Volume 2016, Article ID 1607583, 3 pages
Case Report

The Great Imitator Strikes Again: Syphilis Presenting as “Tongue Changing Colors”

University of Texas Dell School of Medicine, Austin, TX 78701, USA

Received 17 November 2015; Accepted 29 December 2015

Academic Editor: Serdar Kula

Copyright © 2016 Jessica Swanson and Janna Welch. This is an open access article distributed under the Creative Commons Attribution License, which permits unrestricted use, distribution, and reproduction in any medium, provided the original work is properly cited.
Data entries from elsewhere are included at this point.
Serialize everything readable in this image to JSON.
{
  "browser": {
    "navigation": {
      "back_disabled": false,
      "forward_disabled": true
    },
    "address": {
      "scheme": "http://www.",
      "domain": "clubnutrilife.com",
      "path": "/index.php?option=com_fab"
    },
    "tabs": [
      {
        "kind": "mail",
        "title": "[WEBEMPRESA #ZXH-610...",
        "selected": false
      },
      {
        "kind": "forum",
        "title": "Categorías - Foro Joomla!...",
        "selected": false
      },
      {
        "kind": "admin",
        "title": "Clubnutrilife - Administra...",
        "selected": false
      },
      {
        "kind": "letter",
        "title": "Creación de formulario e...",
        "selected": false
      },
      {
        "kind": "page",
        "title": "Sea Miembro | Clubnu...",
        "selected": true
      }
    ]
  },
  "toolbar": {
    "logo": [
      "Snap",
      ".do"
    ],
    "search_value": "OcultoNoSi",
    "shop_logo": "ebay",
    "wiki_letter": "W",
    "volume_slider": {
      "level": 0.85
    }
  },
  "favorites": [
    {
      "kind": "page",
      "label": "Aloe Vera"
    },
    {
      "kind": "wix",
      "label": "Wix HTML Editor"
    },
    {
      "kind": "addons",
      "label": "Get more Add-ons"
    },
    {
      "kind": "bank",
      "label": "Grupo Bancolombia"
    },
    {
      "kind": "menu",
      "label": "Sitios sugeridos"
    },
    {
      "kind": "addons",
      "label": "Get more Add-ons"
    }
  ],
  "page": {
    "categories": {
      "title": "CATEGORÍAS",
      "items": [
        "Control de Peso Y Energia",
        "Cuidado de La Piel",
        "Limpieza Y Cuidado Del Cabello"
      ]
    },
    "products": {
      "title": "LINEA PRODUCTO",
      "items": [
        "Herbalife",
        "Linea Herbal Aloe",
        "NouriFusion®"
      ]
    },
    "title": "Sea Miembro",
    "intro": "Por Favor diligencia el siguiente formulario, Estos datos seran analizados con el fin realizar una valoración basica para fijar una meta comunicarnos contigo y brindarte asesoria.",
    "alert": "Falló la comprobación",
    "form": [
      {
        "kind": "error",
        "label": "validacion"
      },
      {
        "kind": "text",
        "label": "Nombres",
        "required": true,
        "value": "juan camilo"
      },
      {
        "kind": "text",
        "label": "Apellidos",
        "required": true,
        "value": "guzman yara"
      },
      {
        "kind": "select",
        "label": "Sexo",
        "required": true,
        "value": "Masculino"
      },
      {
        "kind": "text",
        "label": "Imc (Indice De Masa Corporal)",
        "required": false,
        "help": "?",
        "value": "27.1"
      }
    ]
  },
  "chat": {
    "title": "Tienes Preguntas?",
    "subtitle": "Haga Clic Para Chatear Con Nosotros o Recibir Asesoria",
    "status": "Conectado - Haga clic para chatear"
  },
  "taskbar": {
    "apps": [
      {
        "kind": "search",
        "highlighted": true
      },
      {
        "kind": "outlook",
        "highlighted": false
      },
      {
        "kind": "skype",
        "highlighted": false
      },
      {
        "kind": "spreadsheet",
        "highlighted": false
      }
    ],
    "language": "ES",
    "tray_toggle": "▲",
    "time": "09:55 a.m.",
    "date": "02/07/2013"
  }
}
Syphilis is known as the great imitator, making its diagnosis in the emergency department difficult. A 29-year-old male presented with the chief complaint of “my tongue is changing colors.” A syphilis rapid plasma reagin (RPR) test resulted as positive. In primary syphilis, the chancre is the characteristic lesion. While chancres are frequently found on the external genitalia or anus, extragenital chancres arise in 2% of patients. With oral involvement, the chancre is commonly found on the lip or tongue. The patient was treated for secondary syphilis with 2.4 million units of long acting penicillin intramuscularly. On follow-up a month later, the patient’s symptoms had resolved.